Pub Type(s)

Journal Article

Language

eng

PubMed ID

8912133

Citation

Hwang, S J., et al. "Evaluation of Hepatitis B and C Viral Markers: Clinical Significance in Asian and Caucasian Patients With Hepatocellular Carcinoma in the United States of America." Journal of Gastroenterology and Hepatology, vol. 11, no. 10, 1996, pp. 949-54.
Hwang SJ, Tong MJ, Lai PP, et al. Evaluation of hepatitis B and C viral markers: clinical significance in Asian and Caucasian patients with hepatocellular carcinoma in the United States of America. J Gastroenterol Hepatol. 1996;11(10):949-54.
Hwang, S. J., Tong, M. J., Lai, P. P., Ko, E. S., Co, R. L., Chien, D., & Kuo, G. (1996). Evaluation of hepatitis B and C viral markers: clinical significance in Asian and Caucasian patients with hepatocellular carcinoma in the United States of America. Journal of Gastroenterology and Hepatology, 11(10), 949-54.
Hwang SJ, et al. Evaluation of Hepatitis B and C Viral Markers: Clinical Significance in Asian and Caucasian Patients With Hepatocellular Carcinoma in the United States of America.

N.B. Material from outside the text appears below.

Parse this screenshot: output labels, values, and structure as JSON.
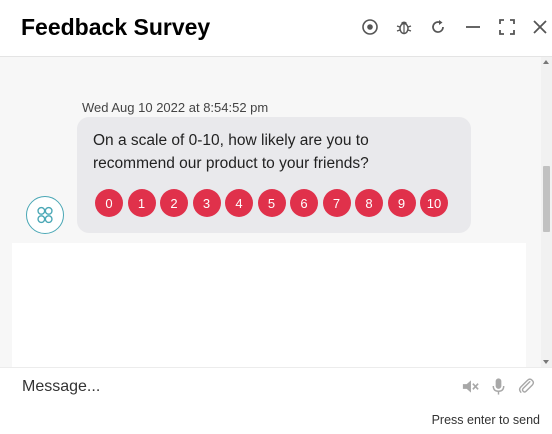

J Gastroenterol Hepatol. 1996;11(10):949-54. PubMed PMID: 8912133.
* Article titles in AMA citation format should be in sentence-case
TY - JOUR T1 - Evaluation of hepatitis B and C viral markers: clinical significance in Asian and Caucasian patients with hepatocellular carcinoma in the United States of America. AU - Hwang,S J, AU - Tong,M J, AU - Lai,P P, AU - Ko,E S, AU - Co,R L, AU - Chien,D, AU - Kuo,G, PY - 1996/10/1/pubmed PY - 1996/10/1/medline PY - 1996/10/1/entrez SP - 949 EP - 54 JF - Journal of gastroenterology and hepatology JO - J. Gastroenterol. Hepatol. VL - 11 IS - 10 N2 - In order to evaluate the roles of hepatitis B virus (HBV) and hepatitis C virus (HCV) and their clinical significance in Asian-American and Caucasian patients with hepatocellular carcinoma (HCC) in the USA, 110 HCC patients, seen in a community-based teaching hospital in the Los Angeles area over a 10 year period, were enrolled. Seventy-nine (72%) patients were Asian-American and 31 (28%) were Caucasians. Of the 110 HCC patients, 69 (63%) were positive for serum hepatitis B surface antigen (HBsAg), 26 (24%) were positive for serum antibody to hepatitis C virus (anti-HCV), five (all Asian-Americans) were positive for both markers; 11 (10%) patients had a history of alcoholism. HBsAg was detected in 63 (80%) Asian-American patients, significantly higher than in the six (19%) Caucasian HCC patients (P < 0.01). Anti-HCV was detected in 10 (32%) Caucasian and in 16 (20%) Asian-American HCC patients (P > 0.05). Among Asian-American HCC patients, anti-HCV was more prevalent in those who were HBsAg-negative than in the HBsAg-positive patients (69 vs 8%; P < 0.01). A history of alcoholism was obtained in nine (29%) Caucasian HCC patients, significantly higher than in the two (3%) Asian-American HCC patients (P < 0.05). Comparing HCC patients with positive HBsAg and with anti-HCV, HBsAg-positive HCC patients were younger, Asian-Americans and predominantly male; 38% had a family history of liver disease. In contrast, anti-HCV-positive HCC patients were older by nearly a decade and 46% had a history of blood transfusion. Using a stepwise logistic regression analysis, Asian race and patient age < 50 years were found to be independent predictors for HBsAg-positivity, while a history of blood transfusion was the only predictor for anti-HCV-positivity in HCC patients. There was no significant difference in the rate of cirrhosis, serum levels of alpha-fetoprotein and survival between HBsAg-positive and anti-HCV-positive HCC patients. In conclusion, chronic HBV infection was the major aetiological factor in Asian-American HCC patients, while chronic HCV infection and alcoholism were major aetiological factors in Caucasian HCC patients in the USA. SN - 0815-9319 UR - https://www.unboundmedicine.com/medline/citation/8912133/Evaluation_of_hepatitis_B_and_C_viral_markers:_clinical_significance_in_Asian_and_Caucasian_patients_with_hepatocellular_carcinoma_in_the_United_States_of_America_ L2 - https://onlinelibrary.wiley.com/resolve/openurl?genre=article&amp;sid=nlm:pubmed&amp;issn=0815-9319&amp;date=1996&amp;volume=11&amp;issue=10&amp;spage=949 DB - PRIME DP - Unbound Medicine ER -